"The Alice-in-Wonderland nature of this pronouncement is not lost on me; but after careful consideration, I find myself stuck in a paradoxical situation in which I cannot solve a problem because of contradictory constraints and rules — a veritable Catch-22,” she writes. “I can find no way around the thicket of laws and precedents that effectively allow the Executive Branch of our Government to proclaim as perfectly lawful certain actions that seem on their face incompatible with our Constitution and laws, while keeping the reason for their conclusion a secret.”
Throughout her ruling, Judge McMahon cites speeches from both Pres. Obama and Attorney General Eric Holder in which the al-Awlaki killings are vaguely discussed, but appear to do little more than excuse the administration’s behavior with their own secretive explanations.
Lawmakers declared a 'state of crisis caused by mass immigration'
Guterres will end his tenure as Europe grapples with a refugee crisis that some have described as the worst since World War Two
Ministers of Macedonia, Austria, Serbia and Hungary have signed an agreement to tackle the refugee crisis jointly
In search for better life refugee children forced to 'witness death of their loved ones, including parents, relatives and friends'
Special representative mediating negotiations in Geneva between rival factions aimed at establishing unity government
Country's tourism minister says series of terrorist attacks have brought situation to crisis point
'Britain will act with its head and heart,' Cameron says
Protests would be 'a message against the visit of war criminal and British government's position on this visit'
A Swedish prosecutor has said that there is sufficient evidence that shows that the Uzbek regime is behind the shooting of an outspoken cleric
A Greek coast guard has been filmed opening fire causing the boat to explode, leaving refugees in the water.
The White House has said that Russia has failed to with the Minsk accord and that they not reacted the way we 'would like to see'
Germany's biggest club vows to provide refugee children with food, German lessons, football equipment
During the Eastern Economic forum, Putin has suggested that a coalition that involves Turkey, Saudi Arabia, Jordan as well as Russia would help combat extremism
2-year-old Aylan Kurdi, family refused immigration by Canada

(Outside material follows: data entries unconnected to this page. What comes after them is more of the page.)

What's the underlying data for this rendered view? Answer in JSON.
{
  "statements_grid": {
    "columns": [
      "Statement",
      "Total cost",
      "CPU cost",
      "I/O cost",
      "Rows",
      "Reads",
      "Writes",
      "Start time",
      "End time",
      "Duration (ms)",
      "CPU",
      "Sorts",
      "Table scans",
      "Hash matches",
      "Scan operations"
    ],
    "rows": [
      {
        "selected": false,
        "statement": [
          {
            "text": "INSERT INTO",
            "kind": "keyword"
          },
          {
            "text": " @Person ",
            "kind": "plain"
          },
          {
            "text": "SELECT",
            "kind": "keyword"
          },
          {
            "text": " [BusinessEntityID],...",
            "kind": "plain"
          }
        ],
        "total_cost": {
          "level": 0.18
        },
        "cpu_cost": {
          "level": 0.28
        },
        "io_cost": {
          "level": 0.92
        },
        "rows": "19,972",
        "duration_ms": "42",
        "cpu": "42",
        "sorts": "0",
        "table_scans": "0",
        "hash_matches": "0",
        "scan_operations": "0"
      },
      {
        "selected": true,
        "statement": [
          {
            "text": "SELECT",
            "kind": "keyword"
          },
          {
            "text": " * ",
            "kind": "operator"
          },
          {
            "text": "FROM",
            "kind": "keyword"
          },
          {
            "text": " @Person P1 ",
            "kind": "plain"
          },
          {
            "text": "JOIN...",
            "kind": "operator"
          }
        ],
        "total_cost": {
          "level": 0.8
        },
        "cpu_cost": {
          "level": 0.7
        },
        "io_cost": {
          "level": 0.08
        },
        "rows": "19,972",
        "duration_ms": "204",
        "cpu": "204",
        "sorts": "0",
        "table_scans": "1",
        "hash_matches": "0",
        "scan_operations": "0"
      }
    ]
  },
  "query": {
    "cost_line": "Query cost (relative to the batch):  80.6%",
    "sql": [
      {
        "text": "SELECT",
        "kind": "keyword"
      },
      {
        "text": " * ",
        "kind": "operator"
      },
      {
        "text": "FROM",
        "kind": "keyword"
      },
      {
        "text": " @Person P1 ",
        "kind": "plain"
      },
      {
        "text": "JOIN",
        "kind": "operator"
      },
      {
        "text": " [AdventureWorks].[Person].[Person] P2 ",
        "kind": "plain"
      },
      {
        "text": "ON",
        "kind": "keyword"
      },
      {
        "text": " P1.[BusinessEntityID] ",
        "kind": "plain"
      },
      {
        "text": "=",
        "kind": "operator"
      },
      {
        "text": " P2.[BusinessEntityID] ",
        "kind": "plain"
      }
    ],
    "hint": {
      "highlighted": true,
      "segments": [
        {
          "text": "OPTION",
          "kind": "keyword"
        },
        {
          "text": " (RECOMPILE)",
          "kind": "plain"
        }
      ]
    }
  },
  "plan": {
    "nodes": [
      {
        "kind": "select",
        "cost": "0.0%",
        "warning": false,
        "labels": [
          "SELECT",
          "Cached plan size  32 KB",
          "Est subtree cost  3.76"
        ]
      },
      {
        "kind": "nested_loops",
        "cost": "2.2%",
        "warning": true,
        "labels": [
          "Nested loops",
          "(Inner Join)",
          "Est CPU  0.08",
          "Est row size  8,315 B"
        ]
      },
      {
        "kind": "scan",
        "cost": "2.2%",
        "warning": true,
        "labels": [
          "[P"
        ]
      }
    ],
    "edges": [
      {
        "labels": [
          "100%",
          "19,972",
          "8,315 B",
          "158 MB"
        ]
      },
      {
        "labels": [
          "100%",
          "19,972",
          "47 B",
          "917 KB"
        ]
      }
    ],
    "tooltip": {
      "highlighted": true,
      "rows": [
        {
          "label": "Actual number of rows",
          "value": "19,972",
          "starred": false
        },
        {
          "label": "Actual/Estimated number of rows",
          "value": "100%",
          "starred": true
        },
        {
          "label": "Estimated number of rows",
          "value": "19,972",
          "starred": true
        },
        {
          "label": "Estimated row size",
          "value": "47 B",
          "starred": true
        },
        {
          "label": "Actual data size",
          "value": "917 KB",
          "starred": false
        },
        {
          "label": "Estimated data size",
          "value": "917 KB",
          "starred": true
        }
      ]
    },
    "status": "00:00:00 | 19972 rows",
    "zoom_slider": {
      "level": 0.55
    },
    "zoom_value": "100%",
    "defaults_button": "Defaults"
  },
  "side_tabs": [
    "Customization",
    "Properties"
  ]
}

High Commissioner for Refugees believes EU member states have means to increase relocation opportunities to as many as 200,000 places
British PM promised to fullfil 'moral duty' yet seeks comprehensive solution